Wednesday, 30 September 2009

Wonders of a Godless World

Miles Franklin-winner Andrew McGahan's new novel Wonders of a Godless World will be offically published tomorrow. Allen & Unwin have prepared a book "trailer" which you can view here.

Friday, 25 September 2009

From the people who brought you the OED...

Oxford University Press has produced the perfect companion to the Oxford English Dictionary. More than 40 years in the making, the Historical Thesaurus of the Oxford English Dictionary contains almost 800,000 meanings organised into more than 236,000 categories and subcategories.

It was produced by a team at the English Language Department of the University of Glasgow, and apparently one member of the team has been there from day one!

Volume 1 contains the thesaurus, which follows a unique thematic system of classification, with entries arranged in a comprehensive semantic hierarchy according to their meanings and volume 2 is the alphabetical index listing all the synonyms in Volume 1.

Stock is due in November and it will be available at the introductory price of $550 (usually $595). Click here to learn more about this superb publication and reserve your copy.

Wednesday, 16 September 2009

The Science Book of the Year is Announced

Richard Holmes' The Age of Wonder has been chosen as the winner of the 2009 Royal Society Prize for Science Books. We currently have the hardback in stock. The paperback is due in November.

In The Age of Wonder Richard Holmes investigates how a fascination for science swept across Britain at the end of 18th century, using the stories of the scientists involved to engage the reader. The book covers a variety of disciplines including astronomy, chemistry, botany, philosophy, and even poetry, as it explores how the science of the time evolved.

The other five shortlisted titles were:

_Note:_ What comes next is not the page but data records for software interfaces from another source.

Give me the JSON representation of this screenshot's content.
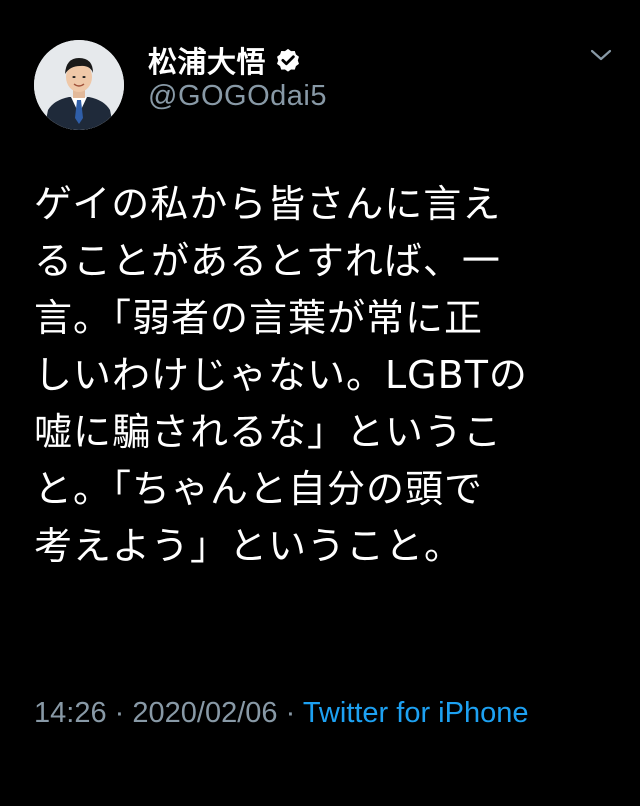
{
  "tweet": {
    "display_name": "松浦大悟",
    "handle": "@GOGOdai5",
    "verified_icon": "verified-badge-icon",
    "menu_icon": "chevron-down-icon",
    "text": "ゲイの私から皆さんに言え\nることがあるとすれば、一\n言。「弱者の言葉が常に正\nしいわけじゃない。LGBTの\n嘘に騙されるな」というこ\nと。「ちゃんと自分の頭で\n考えよう」ということ。",
    "time": "14:26",
    "date": "2020/02/06",
    "separator": "·",
    "source": "Twitter for iPhone"
  },
  "colors": {
    "background": "#000000",
    "text": "#ffffff",
    "secondary": "#8899a6",
    "link": "#1da1f2"
  }
}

What the Nose Knows: The Science of Scent in Everyday Life by Avery Gilbert

Bad Science by Ben Goldacre

Decoding the Heavens: Solving the Mystery of the World's First Computer by Jo Marchant

The Drunkard's Walk: How Randomness Rules our Lives by Leonard Mlodinow

Your Inner Fish: The Amazing Discovery of our 375-million-year-old Ancestor.

Tuesday, 15 September 2009

The Lost Symbol has been found at Abbey's

Today was the first day we were able to sell Dan Brown's new thriller The Lost Symbol. The response to this long-awaited follow-up to The Da Vinci Code has been great!

We are of course also providing a free copy of Mo Hayder's Ritual which usually sells for $21.95, as well as taking $10 off the recommended retail price of $49.95 of The Lost Symbol, so it's no wonder we are selling so many copies.

It appears that The New York Times couldn't wait to tell everyone about The Lost Symbol so they broke the worldwide embargo and published a review yesterday. You can read it here.

Our next big release is only two weeks away, on 1st October. It's The Girl Who Kicked the Hornet's Nest, the final volume in Stieg Larsson's spectacularly successful Millennium series.

Tuesday, 8 September 2009

Awards News

The six shortlisted titles for this years Man Booker Prize for Fiction have been announced. They are:
The Children's Book by A S Byatt
Summertime by J M Coetzee
The Quickening Maze by Adam Fould
Wolf Hall by Hilary Mantel
The Glass Room by Simon Mawer
The Little Stranger by Sarah Waters
The winner will be announced on October 6th.

Scottish author Philip Kerr has won the world's most lucrative crime fiction prize, the RBA international prize for crime writing, for his novel If the Dead Rise Not. Kerr's book beat more than 160 others to land the €125,000 (A$209,500) prize. The book is the last in his series of 'Berlin noir' novels featuring detective Bernie Gunther, and covering a period that includes Hitler's rise to power and postwar Germany's struggle to come to terms with its past. The author said he was surprised at the size of the prize: "I recently got a prize in France which was a few bottles of wine."

A Beautiful Place To Die, the debut novel by Sydney-based filmmaker turned crime writer, Malla Nunn, has won Sisters in Crime’s Davitt Awards for the best (adult) crime novel by an Australian woman in 2008.

Tuesday, 1 September 2009

2009 Ned Kelly Award Winners Announced

The winners of the 2009 Ned Kelly Awards, presented by the Crime Writers Association of Australia were announced last Friday. The joint winners of the Fiction Award were Peter Corris for Deep Water and Kel Robertson for Smoke & Mirrors.

The Non-Fiction Award went to Chloe Hooper for The Tall Man and Nick Gadd won the First Fiction Award for Ghostlines.

Shane Maloney was given a lifetime achievement award.